Would they come out to play before we had to leave? Justus, Fatima, our guide Teddy, and I waited patiently.
Kalinzu Forest is located outside the park in the direction of Bushenyi, meaning we once again had to drive through back and forth. Initially the chimp tracking was planned for the first afternoon on our way from Bushenyi. But we changed till the last day, because of the epic Kabagarame Pork joint experience.
Meeting our relatives
Teddy was right. When the sun finally broke through the clouds and the temperature arose, we heard leaves shivering and saw the first long-armed silhouette against the bights sky. Another one came along and for a while they just sat there inspecting each other’s fur. Not long after, there were several curious chimpanzees climbing and jumping between tree stems. Peaking down at us, coming closer just to bounce back up a few seconds later.
Babies, mothers, and males. A whole family of our closest relatives was playing above our heads. It was truly fascinating and well worth the wait!
I lost recollection of time, but at some point, one dared coming all the way down to the ground. In a whim he was gone through the dense bushes. More followed and soon they had all moved on to search for their next camp site.
The end of our two days in Queen Elizabeth National Park
As a cue that it was ok for us to leave, rain started hammering down just as we entered the chimp tracking base. It rained like never before while we dug into our packed lunches. How lucky can one be?

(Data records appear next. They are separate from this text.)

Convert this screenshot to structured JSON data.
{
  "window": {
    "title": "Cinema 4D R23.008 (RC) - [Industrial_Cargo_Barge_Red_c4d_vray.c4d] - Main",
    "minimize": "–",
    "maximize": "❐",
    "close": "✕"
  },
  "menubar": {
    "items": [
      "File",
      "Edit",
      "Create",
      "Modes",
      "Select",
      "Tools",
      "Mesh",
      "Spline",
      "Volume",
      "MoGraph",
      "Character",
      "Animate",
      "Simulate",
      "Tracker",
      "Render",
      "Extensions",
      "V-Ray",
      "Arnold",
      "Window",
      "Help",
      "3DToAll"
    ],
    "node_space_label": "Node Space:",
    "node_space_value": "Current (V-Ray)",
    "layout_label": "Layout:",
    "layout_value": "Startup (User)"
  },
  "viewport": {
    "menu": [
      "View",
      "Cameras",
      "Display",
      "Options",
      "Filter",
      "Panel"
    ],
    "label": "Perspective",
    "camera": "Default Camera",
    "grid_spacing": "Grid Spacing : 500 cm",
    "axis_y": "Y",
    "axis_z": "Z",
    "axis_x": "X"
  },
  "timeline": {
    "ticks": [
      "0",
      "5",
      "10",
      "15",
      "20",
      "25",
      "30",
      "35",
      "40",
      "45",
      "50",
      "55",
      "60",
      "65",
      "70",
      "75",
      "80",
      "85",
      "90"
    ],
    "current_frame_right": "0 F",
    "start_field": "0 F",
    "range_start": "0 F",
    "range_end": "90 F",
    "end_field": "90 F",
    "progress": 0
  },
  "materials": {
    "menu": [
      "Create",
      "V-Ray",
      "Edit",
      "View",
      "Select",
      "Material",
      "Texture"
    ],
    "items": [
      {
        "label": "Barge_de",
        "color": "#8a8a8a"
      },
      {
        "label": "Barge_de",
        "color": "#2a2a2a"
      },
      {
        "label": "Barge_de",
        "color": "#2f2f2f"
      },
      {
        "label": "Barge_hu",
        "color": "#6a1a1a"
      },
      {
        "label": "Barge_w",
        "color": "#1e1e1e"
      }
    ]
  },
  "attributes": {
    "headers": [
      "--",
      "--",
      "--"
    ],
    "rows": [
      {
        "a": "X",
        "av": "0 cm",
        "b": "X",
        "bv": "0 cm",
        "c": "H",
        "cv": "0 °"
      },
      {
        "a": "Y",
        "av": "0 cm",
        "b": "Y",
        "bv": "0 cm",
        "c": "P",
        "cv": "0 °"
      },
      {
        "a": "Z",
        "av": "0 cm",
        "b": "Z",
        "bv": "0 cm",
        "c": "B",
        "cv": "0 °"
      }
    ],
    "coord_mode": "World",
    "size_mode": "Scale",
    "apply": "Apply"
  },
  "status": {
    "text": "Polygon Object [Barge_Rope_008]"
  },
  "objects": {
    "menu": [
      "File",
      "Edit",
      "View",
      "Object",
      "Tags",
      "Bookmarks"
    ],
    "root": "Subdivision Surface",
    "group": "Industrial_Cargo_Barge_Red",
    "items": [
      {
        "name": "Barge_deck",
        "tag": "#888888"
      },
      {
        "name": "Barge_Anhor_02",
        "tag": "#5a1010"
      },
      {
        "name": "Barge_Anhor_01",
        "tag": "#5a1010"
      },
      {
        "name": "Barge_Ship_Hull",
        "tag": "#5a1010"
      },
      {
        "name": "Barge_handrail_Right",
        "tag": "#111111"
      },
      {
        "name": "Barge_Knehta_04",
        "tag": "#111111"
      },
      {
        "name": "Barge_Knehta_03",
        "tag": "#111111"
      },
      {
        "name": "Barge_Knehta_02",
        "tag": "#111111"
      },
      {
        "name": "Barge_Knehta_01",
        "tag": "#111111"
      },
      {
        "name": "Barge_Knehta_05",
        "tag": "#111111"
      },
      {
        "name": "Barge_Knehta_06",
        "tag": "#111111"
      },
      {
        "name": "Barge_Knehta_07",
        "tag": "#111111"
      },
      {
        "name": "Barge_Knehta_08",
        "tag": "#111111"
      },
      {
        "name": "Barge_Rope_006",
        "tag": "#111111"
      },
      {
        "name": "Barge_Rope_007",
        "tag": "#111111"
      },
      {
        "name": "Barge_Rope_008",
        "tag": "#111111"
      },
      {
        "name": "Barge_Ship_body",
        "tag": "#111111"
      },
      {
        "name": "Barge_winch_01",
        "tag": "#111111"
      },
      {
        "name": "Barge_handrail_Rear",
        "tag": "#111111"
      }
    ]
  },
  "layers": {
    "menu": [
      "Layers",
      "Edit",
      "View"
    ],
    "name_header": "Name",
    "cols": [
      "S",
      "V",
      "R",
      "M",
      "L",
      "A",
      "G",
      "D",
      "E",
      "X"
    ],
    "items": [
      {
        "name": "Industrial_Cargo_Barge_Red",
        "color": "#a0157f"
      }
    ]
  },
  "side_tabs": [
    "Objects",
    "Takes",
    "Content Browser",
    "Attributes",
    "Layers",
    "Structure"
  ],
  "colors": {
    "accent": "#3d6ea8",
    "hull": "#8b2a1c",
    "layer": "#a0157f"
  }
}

Driving back through the park enroute our next destination, we saw yet another elephant beside the road. And we laughed. Two days is a perfect duration for a visit to Queen Elizabeth National Park and neither a game drive nor a channel cruise should be missed, but if you are looking for elephants – just go back and forth on the main road a few times. It is even free of charge!